After returning from Iraq, Gen. Petraeus took command of the U.S. Central Command, overseeing the operations of all U.S. forces in the Middle East and Central and South Asia. In early July 2010, he deployed again, this time to command the NATO International Security Assistance Force and U.S. forces in Afghanistan.
Following retirement from the military, Gen. Petraeus served as the director of the CIA, leading the agency during a period that saw significant achievements in the global counterterrorism effort, initiation of a comprehensive strategic plan to guide the agency, conduct of an effort to increase worldwide intelligence coverage, establishment of the Economic Security Center, and commencement of a number of initiatives to increase the agency's investments in its human capital.
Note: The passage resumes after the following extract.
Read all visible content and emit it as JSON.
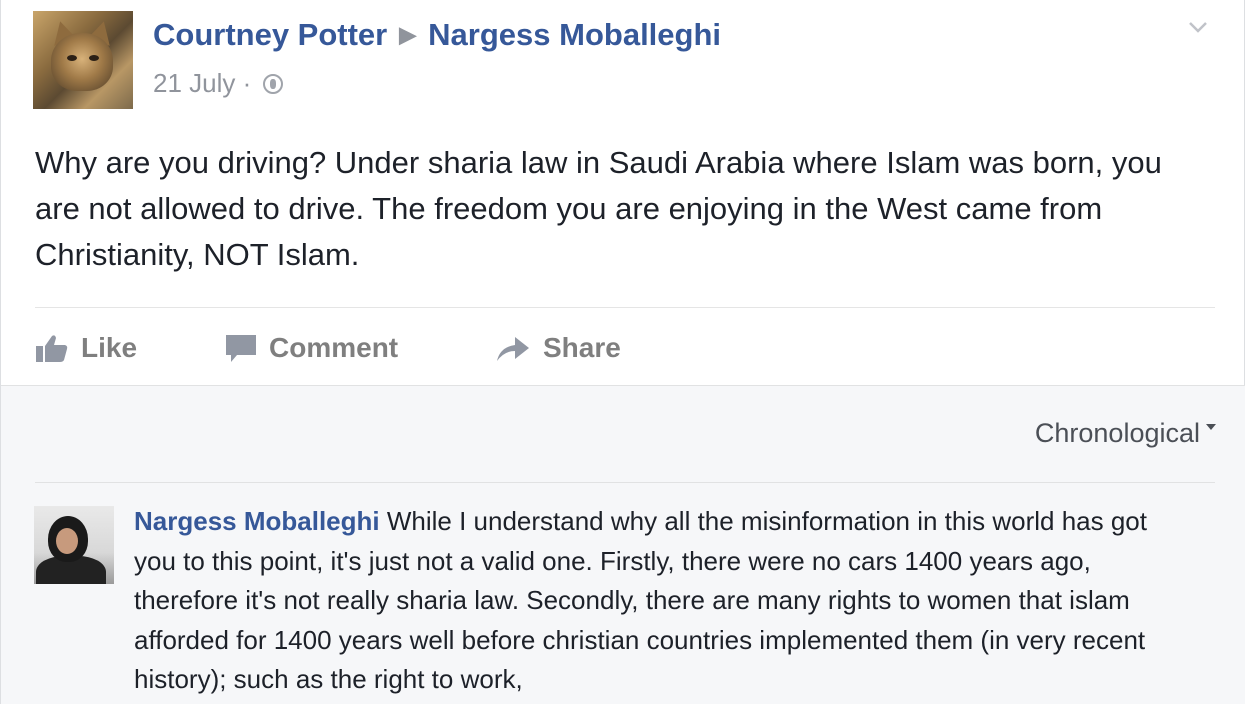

Gen. Petraeus graduated with distinction from the U.S. Military Academy, was the General George C. Marshall Award winner as the top graduate of the U.S. Army Command and General Staff College Class of 1983, and subsequently earned M.P.A. and Ph.D. degrees in international relations from Princeton University's Woodrow Wilson School of Public and International Affairs. He later taught international relations and economics as an assistant professor at the U.S. Military Academy and completed a fellowship at Georgetown University's Institute for the Study of Diplomacy. He has received numerous U.S. military, State Department, NATO, and United Nations awards and decorations. He also has been decorated by 12 foreign countries.
As part of the college mission to prepare students for rich professional careers and active citizenship, the college frames co-curricular programs and experiences around a broad annual academic theme that unites our community in interdisciplinary exploration. The academic theme for the 2013-2014 school year is "Good and Evil." Petraeus spoke on this theme. For more information on the Distinguished Speakers Series, contact the Office of the Dean at (954) 262-8236.